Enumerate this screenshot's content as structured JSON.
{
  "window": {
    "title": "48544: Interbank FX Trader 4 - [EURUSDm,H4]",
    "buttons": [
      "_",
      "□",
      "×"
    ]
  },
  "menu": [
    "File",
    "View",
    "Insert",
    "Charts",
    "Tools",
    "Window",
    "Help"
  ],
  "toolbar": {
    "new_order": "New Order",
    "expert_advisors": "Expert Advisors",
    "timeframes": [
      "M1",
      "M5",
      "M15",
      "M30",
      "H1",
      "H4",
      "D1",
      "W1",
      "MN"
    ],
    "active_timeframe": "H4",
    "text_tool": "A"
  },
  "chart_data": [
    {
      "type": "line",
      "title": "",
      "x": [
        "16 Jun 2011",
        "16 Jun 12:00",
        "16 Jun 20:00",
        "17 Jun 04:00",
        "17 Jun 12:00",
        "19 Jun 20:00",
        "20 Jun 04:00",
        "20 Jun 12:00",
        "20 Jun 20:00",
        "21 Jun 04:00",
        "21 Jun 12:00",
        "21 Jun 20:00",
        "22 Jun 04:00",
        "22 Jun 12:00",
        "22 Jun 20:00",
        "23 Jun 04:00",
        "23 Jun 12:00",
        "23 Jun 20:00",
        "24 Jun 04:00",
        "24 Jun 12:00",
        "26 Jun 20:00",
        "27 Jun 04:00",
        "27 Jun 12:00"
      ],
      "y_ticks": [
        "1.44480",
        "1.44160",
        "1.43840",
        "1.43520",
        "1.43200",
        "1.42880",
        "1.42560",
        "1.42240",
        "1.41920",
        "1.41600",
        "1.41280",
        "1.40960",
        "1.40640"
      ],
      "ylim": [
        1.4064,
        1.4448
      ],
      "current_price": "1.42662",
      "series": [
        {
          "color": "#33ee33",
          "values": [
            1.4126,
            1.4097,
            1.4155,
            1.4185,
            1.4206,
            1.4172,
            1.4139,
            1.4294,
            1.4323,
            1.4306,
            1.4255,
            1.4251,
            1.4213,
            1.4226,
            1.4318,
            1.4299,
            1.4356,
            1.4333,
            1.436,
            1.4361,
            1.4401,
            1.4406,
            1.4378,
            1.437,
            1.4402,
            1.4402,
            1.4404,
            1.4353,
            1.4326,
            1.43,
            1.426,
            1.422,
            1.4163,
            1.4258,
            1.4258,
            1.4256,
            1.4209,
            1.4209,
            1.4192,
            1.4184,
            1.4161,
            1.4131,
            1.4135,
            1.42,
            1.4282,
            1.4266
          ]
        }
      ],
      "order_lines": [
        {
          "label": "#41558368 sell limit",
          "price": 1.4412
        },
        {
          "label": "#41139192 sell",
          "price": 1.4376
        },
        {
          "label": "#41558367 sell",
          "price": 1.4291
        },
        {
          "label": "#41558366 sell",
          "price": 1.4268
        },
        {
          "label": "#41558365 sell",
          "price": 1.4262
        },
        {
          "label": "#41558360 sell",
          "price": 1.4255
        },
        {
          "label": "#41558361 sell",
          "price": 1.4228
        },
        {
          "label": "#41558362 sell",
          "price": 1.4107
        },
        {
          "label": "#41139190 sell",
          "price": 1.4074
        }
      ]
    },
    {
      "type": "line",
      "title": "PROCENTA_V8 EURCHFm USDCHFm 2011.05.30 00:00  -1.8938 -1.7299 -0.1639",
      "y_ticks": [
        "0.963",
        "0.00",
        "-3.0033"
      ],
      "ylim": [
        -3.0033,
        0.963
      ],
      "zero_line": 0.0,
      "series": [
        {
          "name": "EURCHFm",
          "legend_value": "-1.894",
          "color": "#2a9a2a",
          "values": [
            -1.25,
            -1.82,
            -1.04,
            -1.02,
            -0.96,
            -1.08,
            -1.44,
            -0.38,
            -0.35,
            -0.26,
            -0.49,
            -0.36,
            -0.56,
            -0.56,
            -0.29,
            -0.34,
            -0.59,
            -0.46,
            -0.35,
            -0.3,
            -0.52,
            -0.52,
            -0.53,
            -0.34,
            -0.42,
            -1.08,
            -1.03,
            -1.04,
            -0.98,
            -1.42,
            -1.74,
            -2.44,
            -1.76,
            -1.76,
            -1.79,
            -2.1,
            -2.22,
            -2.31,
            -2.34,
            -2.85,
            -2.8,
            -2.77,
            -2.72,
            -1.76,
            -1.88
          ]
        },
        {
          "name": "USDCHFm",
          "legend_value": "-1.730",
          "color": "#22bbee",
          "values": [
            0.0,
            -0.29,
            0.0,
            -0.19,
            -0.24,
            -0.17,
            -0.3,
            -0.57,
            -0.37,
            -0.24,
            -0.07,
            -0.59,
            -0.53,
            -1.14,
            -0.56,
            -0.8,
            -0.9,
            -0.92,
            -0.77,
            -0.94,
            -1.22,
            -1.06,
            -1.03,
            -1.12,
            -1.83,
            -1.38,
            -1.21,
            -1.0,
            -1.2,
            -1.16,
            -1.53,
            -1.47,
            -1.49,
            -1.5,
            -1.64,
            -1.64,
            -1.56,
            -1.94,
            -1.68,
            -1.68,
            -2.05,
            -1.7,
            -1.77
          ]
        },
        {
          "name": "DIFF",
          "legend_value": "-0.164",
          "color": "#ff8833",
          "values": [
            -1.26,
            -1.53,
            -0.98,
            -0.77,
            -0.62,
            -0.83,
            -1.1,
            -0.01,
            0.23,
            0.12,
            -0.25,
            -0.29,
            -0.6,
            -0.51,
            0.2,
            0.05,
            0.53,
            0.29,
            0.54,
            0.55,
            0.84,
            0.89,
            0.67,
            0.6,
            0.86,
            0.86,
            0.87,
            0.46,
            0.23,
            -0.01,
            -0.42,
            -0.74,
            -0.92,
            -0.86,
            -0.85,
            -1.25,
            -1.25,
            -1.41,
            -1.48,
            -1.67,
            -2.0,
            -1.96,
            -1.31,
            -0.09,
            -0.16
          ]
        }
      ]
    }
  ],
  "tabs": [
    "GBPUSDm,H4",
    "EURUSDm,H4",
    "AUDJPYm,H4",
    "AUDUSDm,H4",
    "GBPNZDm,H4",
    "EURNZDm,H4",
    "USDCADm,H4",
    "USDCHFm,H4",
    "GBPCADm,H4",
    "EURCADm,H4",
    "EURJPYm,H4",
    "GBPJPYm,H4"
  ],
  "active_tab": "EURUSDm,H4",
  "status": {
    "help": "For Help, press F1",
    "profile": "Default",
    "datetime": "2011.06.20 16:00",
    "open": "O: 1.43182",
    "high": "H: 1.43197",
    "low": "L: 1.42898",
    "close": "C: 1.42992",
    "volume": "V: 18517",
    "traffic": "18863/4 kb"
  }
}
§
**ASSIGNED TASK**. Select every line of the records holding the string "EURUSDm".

**ANSWER**.
    "title": "48544: Interbank FX Trader 4 - [EURUSDm,H4]",
    "EURUSDm,H4",
  "active_tab": "EURUSDm,H4",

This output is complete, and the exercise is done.